One crewmember aboard the Korean bulk carrier, the C. Summit, was found to have malnutrition and a further four have since left the ship claiming they feared for their lives.

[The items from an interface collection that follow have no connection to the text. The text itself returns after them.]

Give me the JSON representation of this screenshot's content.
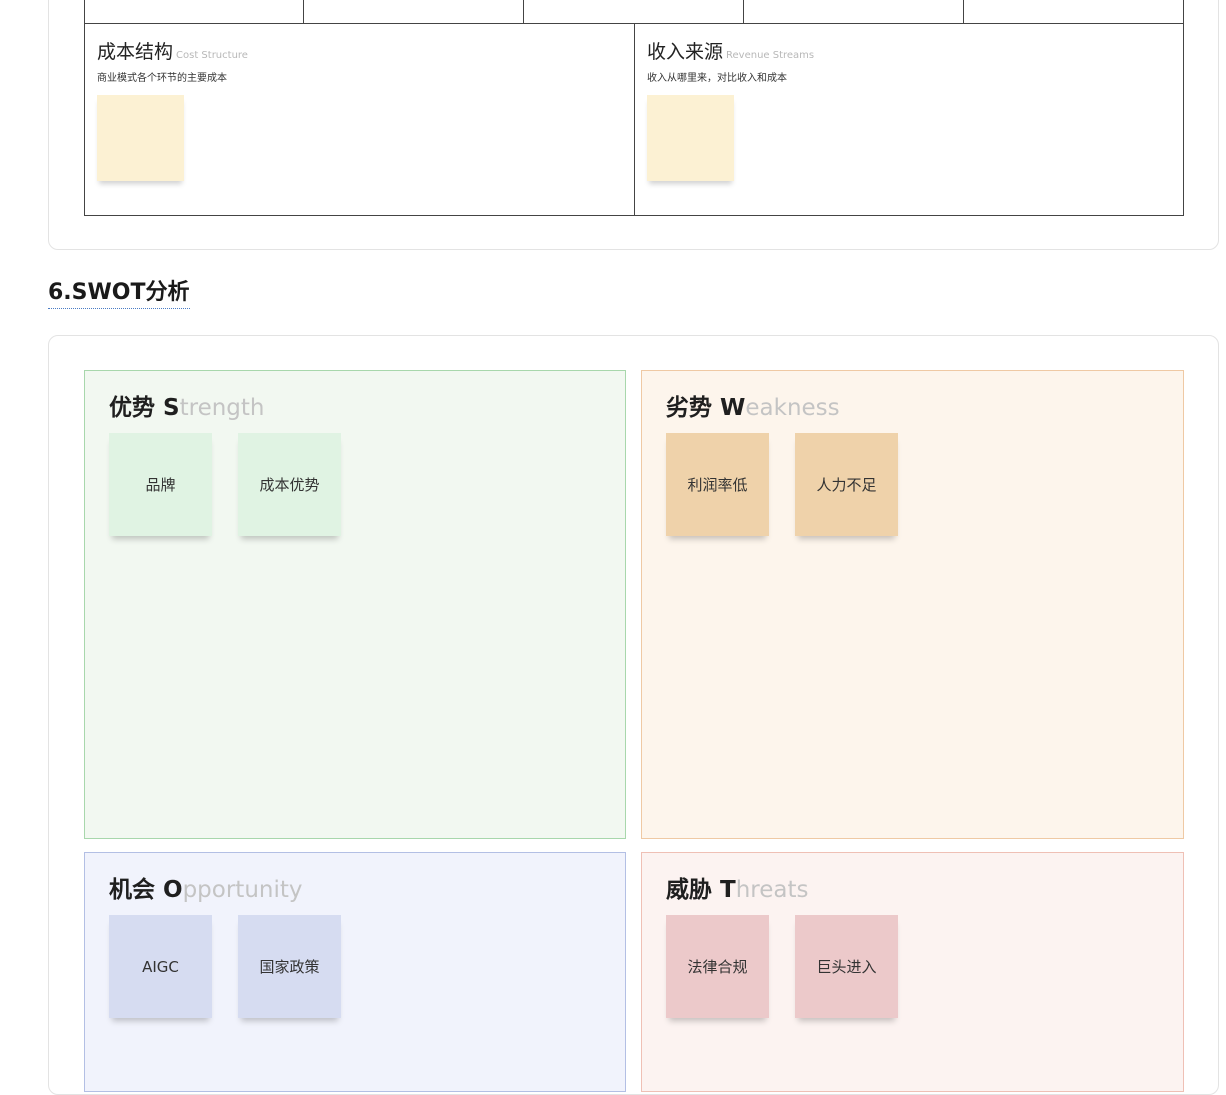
{
  "business_model_canvas": {
    "cost_structure": {
      "title": "成本结构",
      "title_en": "Cost Structure",
      "description": "商业模式各个环节的主要成本"
    },
    "revenue_streams": {
      "title": "收入来源",
      "title_en": "Revenue Streams",
      "description": "收入从哪里来，对比收入和成本"
    }
  },
  "swot": {
    "heading": "6.SWOT分析",
    "strength": {
      "title_cn": "优势",
      "letter": "S",
      "rest": "trength",
      "notes": [
        "品牌",
        "成本优势"
      ]
    },
    "weakness": {
      "title_cn": "劣势",
      "letter": "W",
      "rest": "eakness",
      "notes": [
        "利润率低",
        "人力不足"
      ]
    },
    "opportunity": {
      "title_cn": "机会",
      "letter": "O",
      "rest": "pportunity",
      "notes": [
        "AIGC",
        "国家政策"
      ]
    },
    "threats": {
      "title_cn": "威胁",
      "letter": "T",
      "rest": "hreats",
      "notes": [
        "法律合规",
        "巨头进入"
      ]
    }
  },
  "colors": {
    "strength_bg": "#f2f8f1",
    "strength_note": "#e0f3e3",
    "weakness_bg": "#fdf5ec",
    "weakness_note": "#efd2aa",
    "opportunity_bg": "#f1f3fc",
    "opportunity_note": "#d6dcf1",
    "threats_bg": "#fcf3f1",
    "threats_note": "#ecc9ca",
    "sticky_yellow": "#fcf1d3"
  }
}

The shocking accusations have been substantiated by the International Transport Workers’ Federation (ITF), following an inspection of the vessel early this morning. The Australian Maritime Safety Authority will join the ITF in a further inspection this afternoon.
 
ITF Assistant National Coordinator Matt Purcell said the crew, a mix of Cambodians and Burmese, had been subject to the worst kind of bullying he had encountered.
 
“We have discovered two contracts, one contract was the one the workers signed prior to boarding and the other, which doesn’t meet even the most basic international standards, was signed shortly after the crew joined the ship,” Mr Purcell said.
 
“The crew claim they have received no wages for several months and are forced to do jobs outside of their requirements.
 
“They have been locked in hatches and have survived on what I can only describe as a starvation diet.”
 
The vessel, owned by Korea-based Chang Myung Shipping Co, is a repeat offender in that deficiencies have been noted by a number of different port state control areas.  The ship was found to be breaching labour standards in Denmark as recently as November last year.
 
The ship visits Australia, mainly Hay Point and Newcastle ports, a couple of times a year.
 
ITF President Paddy Crumlin said although this ship was an extreme example of crew abuses, many ships calling into Australian ports had dodgy records when it came to safety, pollution and crew welfare.
 
“The sea is a largely unregulated environment whereby greedy ship owners and operators are allowed to get away with egregious breaches of human rights and the Australian Government is regularly turning a blind eye to the breaches happening in our waters,” Mr Crumlin said.
 
“Further to that, Deputy Prime Minister Warren Truss seems to want these awful breaches to increase by wiping out the Australian merchant navy fleet through complete deregulation.
 
“Mr Truss has to understand that opening up Australia’s shipping industry so it can ‘compete’ with the lowest common denominator is consenting to these kind of human rights violations.”
 
The Abbott Government is attempting to dismantle the Coastal Trading Act, which dictates that ships trading between Australian ports must be crewed by Australian workers, or pay Australian award wages.
 
The amendment to the Act was inserted into May’s Budget papers but is yet to be debated in Parliament after it was sent to a Senate Inquiry.